Hungarian Prime Minister Viktor Orban is a right-wing autocrat, in a country with no genuinely free press, who's currently promoting conspiracy theories about George Soros as part of his re-election bid (which is mostly assured anyway due to the fractured nature of the opposition). But at CNSNews.com Orban is just a misunderstood populist.
Patrick Goodenough wrote in a Feb. 27 CNS article:
Hungary’s foreign minister called Monday for U.N. Human Rights Commissioner Zeid Ra’ad Al Hussein to be removed from his post, after the U.N. official singled out Hungarian Prime Minister Viktor Orbán for sharp criticism.
During opening remarks at the Human Rights Council in Geneva, Zeid cited Orbán as an example of “xenophobes and racists in Europe.”
He was the only leader mentioned by name by the high commissioner in his hard-hitting remarks to the HRC as it opened a month-long session.
Goodenough made sure to mention that Orban is a "democratically-elected prime minister" running a "populist government," then tried to explain things away:
The context of the quote cited by Zeid was a Feb. 8 speech in which Orbán argued that a diverse community is not necessarily preferable to a homogeneous one.
“The simple fact that something is colorful and varied in character does not make it more valuable than something which is not,” he said.
“And it is very important for us to use this as a firm footing: we must not allow the ground to be cut away from under our feet in moral or ethical debates, because we must defend Hungary as it is now,” Orbán said.
“We must state that we do not want to be diverse and do not want to be mixed: we do not want our own color, traditions and national culture to be mixed with those of others. We do not want this.”
Doesn't exactly dispel the idea that Orban is a racist and xenophob, does it?
Goodenough's companion article features another Hungarian official sounding more than a little xenophobic:
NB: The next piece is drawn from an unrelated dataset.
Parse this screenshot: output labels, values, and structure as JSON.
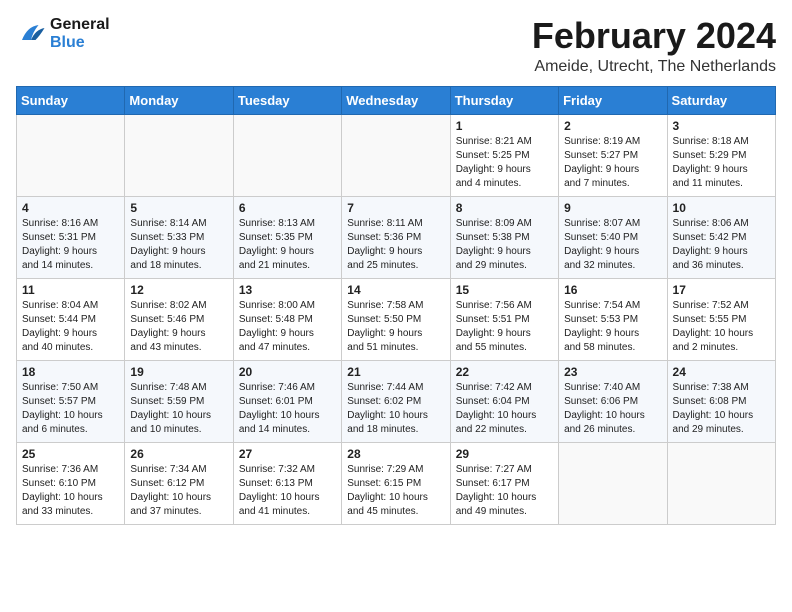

Hungary’s populist government ramped up a dispute with international institutions on Monday, accusing U.N. officials of promoting migration as a right, at the expense of “the right to a safe and secure life, where we live.”
“It is not a human right to pick a country where one would like to live,” Hungarian Foreign Minister Peter Szijjarto told the U.N. Human Rights Council in Geneva, adding that the crossing of borders must comply with international and national regulations.
“It is not a human right to pick a country where one would like to live. Crossing borders can only happen according to international regulations, and staying in another country can happen only in the case of respecting the national regulations.”
“It’s time to get rid of hypocrisy and political correctness,” he concluded. “We have to offer solutions to help enhance the security of all our member-states, because the number one human right is that we all have the right to a safe and secure life, where we live.”
In addition to one again claiming that Orban is a "populist," Goodenough suggested he was following in the footsteps of President Trump, adding that "The Trump administration formally withdrew from" the U.N. migration negotiations Hungary is railing against, "also citing sovereignty concerns."